» **PROBLEM TO SOLVE**
Word for word, write out all of the data below.

» **INPUT FOR THIS TASK**
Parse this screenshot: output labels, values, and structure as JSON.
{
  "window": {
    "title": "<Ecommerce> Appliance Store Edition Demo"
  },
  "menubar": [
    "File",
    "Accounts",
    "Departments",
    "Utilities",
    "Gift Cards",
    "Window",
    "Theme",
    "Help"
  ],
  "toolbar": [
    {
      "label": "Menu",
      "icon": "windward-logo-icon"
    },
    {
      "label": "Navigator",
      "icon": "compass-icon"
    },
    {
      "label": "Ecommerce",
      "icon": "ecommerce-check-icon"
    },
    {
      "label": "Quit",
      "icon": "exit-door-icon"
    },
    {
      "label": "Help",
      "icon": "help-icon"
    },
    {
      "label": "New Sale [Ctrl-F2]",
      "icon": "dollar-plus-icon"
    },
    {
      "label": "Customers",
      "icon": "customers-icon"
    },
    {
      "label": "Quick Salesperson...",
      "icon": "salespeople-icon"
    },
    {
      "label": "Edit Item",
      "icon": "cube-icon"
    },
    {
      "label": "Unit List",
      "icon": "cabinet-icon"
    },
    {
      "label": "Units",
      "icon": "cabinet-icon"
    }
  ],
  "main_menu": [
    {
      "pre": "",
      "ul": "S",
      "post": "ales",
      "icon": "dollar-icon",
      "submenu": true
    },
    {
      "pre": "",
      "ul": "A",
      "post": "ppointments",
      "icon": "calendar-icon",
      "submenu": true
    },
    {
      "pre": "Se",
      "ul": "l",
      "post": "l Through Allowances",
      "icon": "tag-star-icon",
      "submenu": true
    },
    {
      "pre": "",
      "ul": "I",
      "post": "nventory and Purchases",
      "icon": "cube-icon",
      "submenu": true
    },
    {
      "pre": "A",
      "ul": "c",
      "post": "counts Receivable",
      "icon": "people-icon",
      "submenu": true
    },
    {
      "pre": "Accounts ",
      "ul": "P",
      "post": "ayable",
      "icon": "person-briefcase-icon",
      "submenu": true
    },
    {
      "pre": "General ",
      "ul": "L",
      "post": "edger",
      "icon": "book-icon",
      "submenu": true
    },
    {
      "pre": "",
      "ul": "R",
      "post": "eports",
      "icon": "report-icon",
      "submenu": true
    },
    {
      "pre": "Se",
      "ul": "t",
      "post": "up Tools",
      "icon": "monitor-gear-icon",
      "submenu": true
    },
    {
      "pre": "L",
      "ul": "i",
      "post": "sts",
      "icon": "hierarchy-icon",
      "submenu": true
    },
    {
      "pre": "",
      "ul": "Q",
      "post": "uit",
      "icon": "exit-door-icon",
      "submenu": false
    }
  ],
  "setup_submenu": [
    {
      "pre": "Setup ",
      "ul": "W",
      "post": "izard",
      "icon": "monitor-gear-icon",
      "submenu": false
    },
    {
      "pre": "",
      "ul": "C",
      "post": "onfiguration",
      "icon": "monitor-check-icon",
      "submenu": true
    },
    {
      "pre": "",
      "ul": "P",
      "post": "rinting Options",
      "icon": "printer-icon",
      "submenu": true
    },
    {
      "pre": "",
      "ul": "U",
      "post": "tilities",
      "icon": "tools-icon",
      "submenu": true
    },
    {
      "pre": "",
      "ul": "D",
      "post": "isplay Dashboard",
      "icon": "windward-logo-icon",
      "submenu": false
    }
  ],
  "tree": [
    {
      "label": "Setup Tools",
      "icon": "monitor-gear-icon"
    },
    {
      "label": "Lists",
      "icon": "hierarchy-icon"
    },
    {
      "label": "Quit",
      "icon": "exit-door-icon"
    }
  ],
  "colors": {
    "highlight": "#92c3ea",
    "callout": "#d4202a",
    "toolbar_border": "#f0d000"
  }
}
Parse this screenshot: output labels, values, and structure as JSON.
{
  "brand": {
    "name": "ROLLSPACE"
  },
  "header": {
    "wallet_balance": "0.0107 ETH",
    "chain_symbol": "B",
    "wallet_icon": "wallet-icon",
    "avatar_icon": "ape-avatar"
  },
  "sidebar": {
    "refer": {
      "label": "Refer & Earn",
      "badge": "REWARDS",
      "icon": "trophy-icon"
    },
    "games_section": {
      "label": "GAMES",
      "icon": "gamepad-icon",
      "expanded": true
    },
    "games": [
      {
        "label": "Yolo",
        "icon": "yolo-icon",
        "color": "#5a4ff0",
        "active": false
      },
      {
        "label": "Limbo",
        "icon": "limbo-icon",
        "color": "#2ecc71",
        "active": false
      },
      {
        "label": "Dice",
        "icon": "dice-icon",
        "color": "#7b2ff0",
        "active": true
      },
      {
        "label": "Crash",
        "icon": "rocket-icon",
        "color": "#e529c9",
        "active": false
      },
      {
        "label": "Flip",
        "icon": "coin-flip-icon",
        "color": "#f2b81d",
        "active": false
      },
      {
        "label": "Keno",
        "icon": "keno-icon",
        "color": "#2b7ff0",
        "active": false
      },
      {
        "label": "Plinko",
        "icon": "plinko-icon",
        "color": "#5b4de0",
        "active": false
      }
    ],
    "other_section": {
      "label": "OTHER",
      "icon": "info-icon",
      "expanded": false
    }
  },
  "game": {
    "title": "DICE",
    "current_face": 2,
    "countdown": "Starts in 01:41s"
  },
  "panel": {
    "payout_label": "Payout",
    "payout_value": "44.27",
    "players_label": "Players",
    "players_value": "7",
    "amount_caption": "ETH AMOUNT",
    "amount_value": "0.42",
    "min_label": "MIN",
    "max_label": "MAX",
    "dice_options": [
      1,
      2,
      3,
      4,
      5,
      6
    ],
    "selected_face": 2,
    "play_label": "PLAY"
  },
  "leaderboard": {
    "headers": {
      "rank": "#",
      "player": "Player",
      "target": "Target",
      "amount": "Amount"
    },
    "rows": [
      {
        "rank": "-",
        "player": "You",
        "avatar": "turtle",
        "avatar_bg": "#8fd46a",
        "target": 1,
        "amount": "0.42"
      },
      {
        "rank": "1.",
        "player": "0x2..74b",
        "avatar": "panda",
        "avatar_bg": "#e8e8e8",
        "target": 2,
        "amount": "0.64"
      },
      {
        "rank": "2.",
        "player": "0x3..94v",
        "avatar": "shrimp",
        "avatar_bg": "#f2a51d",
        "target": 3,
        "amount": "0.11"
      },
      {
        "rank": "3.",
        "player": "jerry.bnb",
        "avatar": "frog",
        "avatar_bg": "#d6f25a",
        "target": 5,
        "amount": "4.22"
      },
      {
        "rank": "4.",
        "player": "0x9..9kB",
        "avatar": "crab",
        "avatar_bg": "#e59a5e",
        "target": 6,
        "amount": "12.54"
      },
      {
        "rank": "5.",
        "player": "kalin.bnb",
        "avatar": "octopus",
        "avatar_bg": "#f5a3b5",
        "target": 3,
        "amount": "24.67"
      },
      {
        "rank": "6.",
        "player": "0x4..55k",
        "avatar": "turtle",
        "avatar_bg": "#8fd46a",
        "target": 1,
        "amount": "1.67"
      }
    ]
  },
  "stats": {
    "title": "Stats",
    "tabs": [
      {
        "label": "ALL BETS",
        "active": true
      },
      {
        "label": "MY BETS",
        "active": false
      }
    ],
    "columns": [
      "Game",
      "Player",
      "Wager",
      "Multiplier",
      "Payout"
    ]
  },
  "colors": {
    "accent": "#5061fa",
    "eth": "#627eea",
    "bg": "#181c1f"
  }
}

» **SOLVED EXERCISE**
Parse this screenshot: output labels, values, and structure as JSON.
{
  "window": {
    "title": "<Ecommerce> Appliance Store Edition Demo"
  },
  "menubar": [
    "File",
    "Accounts",
    "Departments",
    "Utilities",
    "Gift Cards",
    "Window",
    "Theme",
    "Help"
  ],
  "toolbar": [
    {
      "label": "Menu",
      "icon": "windward-logo-icon"
    },
    {
      "label": "Navigator",
      "icon": "compass-icon"
    },
    {
      "label": "Ecommerce",
      "icon": "ecommerce-check-icon"
    },
    {
      "label": "Quit",
      "icon": "exit-door-icon"
    },
    {
      "label": "Help",
      "icon": "help-icon"
    },
    {
      "label": "New Sale [Ctrl-F2]",
      "icon": "dollar-plus-icon"
    },
    {
      "label": "Customers",
      "icon": "customers-icon"
    },
    {
      "label": "Quick Salesperson...",
      "icon": "salespeople-icon"
    },
    {
      "label": "Edit Item",
      "icon": "cube-icon"
    },
    {
      "label": "Unit List",
      "icon": "cabinet-icon"
    },
    {
      "label": "Units",
      "icon": "cabinet-icon"
    }
  ],
  "main_menu": [
    {
      "pre": "",
      "ul": "S",
      "post": "ales",
      "icon": "dollar-icon",
      "submenu": true
    },
    {
      "pre": "",
      "ul": "A",
      "post": "ppointments",
      "icon": "calendar-icon",
      "submenu": true
    },
    {
      "pre": "Se",
      "ul": "l",
      "post": "l Through Allowances",
      "icon": "tag-star-icon",
      "submenu": true
    },
    {
      "pre": "",
      "ul": "I",
      "post": "nventory and Purchases",
      "icon": "cube-icon",
      "submenu": true
    },
    {
      "pre": "A",
      "ul": "c",
      "post": "counts Receivable",
      "icon": "people-icon",
      "submenu": true
    },
    {
      "pre": "Accounts ",
      "ul": "P",
      "post": "ayable",
      "icon": "person-briefcase-icon",
      "submenu": true
    },
    {
      "pre": "General ",
      "ul": "L",
      "post": "edger",
      "icon": "book-icon",
      "submenu": true
    },
    {
      "pre": "",
      "ul": "R",
      "post": "eports",
      "icon": "report-icon",
      "submenu": true
    },
    {
      "pre": "Se",
      "ul": "t",
      "post": "up Tools",
      "icon": "monitor-gear-icon",
      "submenu": true
    },
    {
      "pre": "L",
      "ul": "i",
      "post": "sts",
      "icon": "hierarchy-icon",
      "submenu": true
    },
    {
      "pre": "",
      "ul": "Q",
      "post": "uit",
      "icon": "exit-door-icon",
      "submenu": false
    }
  ],
  "setup_submenu": [
    {
      "pre": "Setup ",
      "ul": "W",
      "post": "izard",
      "icon": "monitor-gear-icon",
      "submenu": false
    },
    {
      "pre": "",
      "ul": "C",
      "post": "onfiguration",
      "icon": "monitor-check-icon",
      "submenu": true
    },
    {
      "pre": "",
      "ul": "P",
      "post": "rinting Options",
      "icon": "printer-icon",
      "submenu": true
    },
    {
      "pre": "",
      "ul": "U",
      "post": "tilities",
      "icon": "tools-icon",
      "submenu": true
    },
    {
      "pre": "",
      "ul": "D",
      "post": "isplay Dashboard",
      "icon": "windward-logo-icon",
      "submenu": false
    }
  ],
  "tree": [
    {
      "label": "Setup Tools",
      "icon": "monitor-gear-icon"
    },
    {
      "label": "Lists",
      "icon": "hierarchy-icon"
    },
    {
      "label": "Quit",
      "icon": "exit-door-icon"
    }
  ],
  "colors": {
    "highlight": "#92c3ea",
    "callout": "#d4202a",
    "toolbar_border": "#f0d000"
  }
}
Parse this screenshot: output labels, values, and structure as JSON.
{
  "brand": {
    "name": "ROLLSPACE"
  },
  "header": {
    "wallet_balance": "0.0107 ETH",
    "chain_symbol": "B",
    "wallet_icon": "wallet-icon",
    "avatar_icon": "ape-avatar"
  },
  "sidebar": {
    "refer": {
      "label": "Refer & Earn",
      "badge": "REWARDS",
      "icon": "trophy-icon"
    },
    "games_section": {
      "label": "GAMES",
      "icon": "gamepad-icon",
      "expanded": true
    },
    "games": [
      {
        "label": "Yolo",
        "icon": "yolo-icon",
        "color": "#5a4ff0",
        "active": false
      },
      {
        "label": "Limbo",
        "icon": "limbo-icon",
        "color": "#2ecc71",
        "active": false
      },
      {
        "label": "Dice",
        "icon": "dice-icon",
        "color": "#7b2ff0",
        "active": true
      },
      {
        "label": "Crash",
        "icon": "rocket-icon",
        "color": "#e529c9",
        "active": false
      },
      {
        "label": "Flip",
        "icon": "coin-flip-icon",
        "color": "#f2b81d",
        "active": false
      },
      {
        "label": "Keno",
        "icon": "keno-icon",
        "color": "#2b7ff0",
        "active": false
      },
      {
        "label": "Plinko",
        "icon": "plinko-icon",
        "color": "#5b4de0",
        "active": false
      }
    ],
    "other_section": {
      "label": "OTHER",
      "icon": "info-icon",
      "expanded": false
    }
  },
  "game": {
    "title": "DICE",
    "current_face": 2,
    "countdown": "Starts in 01:41s"
  },
  "panel": {
    "payout_label": "Payout",
    "payout_value": "44.27",
    "players_label": "Players",
    "players_value": "7",
    "amount_caption": "ETH AMOUNT",
    "amount_value": "0.42",
    "min_label": "MIN",
    "max_label": "MAX",
    "dice_options": [
      1,
      2,
      3,
      4,
      5,
      6
    ],
    "selected_face": 2,
    "play_label": "PLAY"
  },
  "leaderboard": {
    "headers": {
      "rank": "#",
      "player": "Player",
      "target": "Target",
      "amount": "Amount"
    },
    "rows": [
      {
        "rank": "-",
        "player": "You",
        "avatar": "turtle",
        "avatar_bg": "#8fd46a",
        "target": 1,
        "amount": "0.42"
      },
      {
        "rank": "1.",
        "player": "0x2..74b",
        "avatar": "panda",
        "avatar_bg": "#e8e8e8",
        "target": 2,
        "amount": "0.64"
      },
      {
        "rank": "2.",
        "player": "0x3..94v",
        "avatar": "shrimp",
        "avatar_bg": "#f2a51d",
        "target": 3,
        "amount": "0.11"
      },
      {
        "rank": "3.",
        "player": "jerry.bnb",
        "avatar": "frog",
        "avatar_bg": "#d6f25a",
        "target": 5,
        "amount": "4.22"
      },
      {
        "rank": "4.",
        "player": "0x9..9kB",
        "avatar": "crab",
        "avatar_bg": "#e59a5e",
        "target": 6,
        "amount": "12.54"
      },
      {
        "rank": "5.",
        "player": "kalin.bnb",
        "avatar": "octopus",
        "avatar_bg": "#f5a3b5",
        "target": 3,
        "amount": "24.67"
      },
      {
        "rank": "6.",
        "player": "0x4..55k",
        "avatar": "turtle",
        "avatar_bg": "#8fd46a",
        "target": 1,
        "amount": "1.67"
      }
    ]
  },
  "stats": {
    "title": "Stats",
    "tabs": [
      {
        "label": "ALL BETS",
        "active": true
      },
      {
        "label": "MY BETS",
        "active": false
      }
    ],
    "columns": [
      "Game",
      "Player",
      "Wager",
      "Multiplier",
      "Payout"
    ]
  },
  "colors": {
    "accent": "#5061fa",
    "eth": "#627eea",
    "bg": "#181c1f"
  }
}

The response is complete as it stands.